"We have always taken the view that there is no option but to talk in what manner and how one should talk...you have to be careful," the senior Congress leader said on India's engagement again with Pakistan.
"Our past experiences have not been positive...not very satisfactory...so we are not sure that this time it will be any better. So, I think we have to be watchful; I don't think we need to celebrate."
"I don't think we should judge in a hurry but be watchful and then see how things pan out as we move forward," Khurshid told PTI here in an interview.
Asked if Modi's proposed visit to Pakistan next year would yield results, he said, "I don't know. It may get us some results if we know what we are going for; we have to understand what's happening in Pakistan; we have to understand the role of Army in Pakistan and (we have to) go with a practical view... not expecting something dramatic to happen."
"Mr. Modi has a tendency to look for drama. I don't think this can be resolved through drama. This has to be carefully, slowly and studiously built upon."
The Congress is in favour of resumption of dialogue with Modi, he sarcastically said when queried if his party in favour of resumption of dialogue with Islamabad.
"He (Modi) does not talk to us. We don't know what he is going to talk to Pakistan unless he talks to us," said Khurshid, adding, during his time as Prime Minister, Manmohan Singh used to call all leaders and explain to them what he had done and what he wanted to do (vis-a-vis relations with Pakistan)."Mr. Modi does not do that. So, we can't judge Mr. Modi's efforts unless Mr. Modi shares either with the people of the country or with leaders of Opposition in some manner as to what his intentions are and what he wants to do."
On joint statement after Modi's meeting with his Pakistani counterpart Nawaz Sharif in Ufa in Russia, containing no reference to Jammu and Kashmir, he said, "It's neither here, nor there.
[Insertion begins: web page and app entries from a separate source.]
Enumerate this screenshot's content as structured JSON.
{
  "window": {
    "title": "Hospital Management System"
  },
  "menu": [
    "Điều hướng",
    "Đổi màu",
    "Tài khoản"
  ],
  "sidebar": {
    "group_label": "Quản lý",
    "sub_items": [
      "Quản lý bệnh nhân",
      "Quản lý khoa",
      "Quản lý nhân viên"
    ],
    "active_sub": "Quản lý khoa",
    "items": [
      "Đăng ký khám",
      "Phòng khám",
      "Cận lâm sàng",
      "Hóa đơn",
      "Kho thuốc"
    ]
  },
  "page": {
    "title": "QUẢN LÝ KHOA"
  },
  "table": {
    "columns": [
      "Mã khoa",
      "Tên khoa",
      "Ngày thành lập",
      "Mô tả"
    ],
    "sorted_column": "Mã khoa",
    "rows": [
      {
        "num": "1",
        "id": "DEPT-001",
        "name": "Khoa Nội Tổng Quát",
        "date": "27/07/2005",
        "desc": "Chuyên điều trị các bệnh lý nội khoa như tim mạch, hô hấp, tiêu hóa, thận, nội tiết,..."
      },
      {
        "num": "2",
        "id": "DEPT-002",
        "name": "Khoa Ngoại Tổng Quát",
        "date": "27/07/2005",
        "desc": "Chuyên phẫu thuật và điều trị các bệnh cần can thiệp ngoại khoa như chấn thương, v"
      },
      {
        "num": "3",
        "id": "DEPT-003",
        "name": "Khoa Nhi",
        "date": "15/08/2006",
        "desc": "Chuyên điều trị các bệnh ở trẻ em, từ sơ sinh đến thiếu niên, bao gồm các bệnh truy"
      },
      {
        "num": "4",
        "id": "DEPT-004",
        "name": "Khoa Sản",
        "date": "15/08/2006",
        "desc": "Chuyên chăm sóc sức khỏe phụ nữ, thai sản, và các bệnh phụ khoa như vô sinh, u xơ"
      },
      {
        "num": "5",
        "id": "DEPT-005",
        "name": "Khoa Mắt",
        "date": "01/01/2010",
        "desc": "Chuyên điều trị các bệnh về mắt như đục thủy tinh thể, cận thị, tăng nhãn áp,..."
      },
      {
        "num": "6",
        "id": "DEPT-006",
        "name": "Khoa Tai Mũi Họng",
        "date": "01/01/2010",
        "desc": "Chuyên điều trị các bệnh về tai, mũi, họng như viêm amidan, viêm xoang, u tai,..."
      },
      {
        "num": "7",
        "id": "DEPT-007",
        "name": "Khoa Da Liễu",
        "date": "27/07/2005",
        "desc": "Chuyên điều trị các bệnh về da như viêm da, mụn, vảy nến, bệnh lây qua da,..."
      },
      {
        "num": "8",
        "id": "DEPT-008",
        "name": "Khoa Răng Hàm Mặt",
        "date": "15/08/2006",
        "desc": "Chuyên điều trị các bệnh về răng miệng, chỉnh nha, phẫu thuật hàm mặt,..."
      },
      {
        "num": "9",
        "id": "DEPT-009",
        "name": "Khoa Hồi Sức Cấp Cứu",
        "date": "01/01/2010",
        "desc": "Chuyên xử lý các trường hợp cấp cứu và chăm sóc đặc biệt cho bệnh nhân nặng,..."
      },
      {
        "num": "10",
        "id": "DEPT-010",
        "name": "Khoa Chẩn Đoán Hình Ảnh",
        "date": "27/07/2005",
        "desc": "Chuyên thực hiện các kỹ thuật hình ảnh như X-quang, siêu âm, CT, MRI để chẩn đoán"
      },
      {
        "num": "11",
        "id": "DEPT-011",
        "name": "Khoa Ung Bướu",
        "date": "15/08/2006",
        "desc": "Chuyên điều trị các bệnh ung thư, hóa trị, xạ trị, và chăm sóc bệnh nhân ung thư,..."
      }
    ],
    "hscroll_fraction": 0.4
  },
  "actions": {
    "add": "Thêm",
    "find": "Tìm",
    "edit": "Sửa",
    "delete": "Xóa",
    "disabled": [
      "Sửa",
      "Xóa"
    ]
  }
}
On one way, you can say that it might be advantageous (to India) that they (Pakistan) have stopped talking about Jammu and Kashmir."
"On the other way, it may be disadvantageous that they may say we are ready to talk about everything; so, we will talk about Jammu and Kashmir also."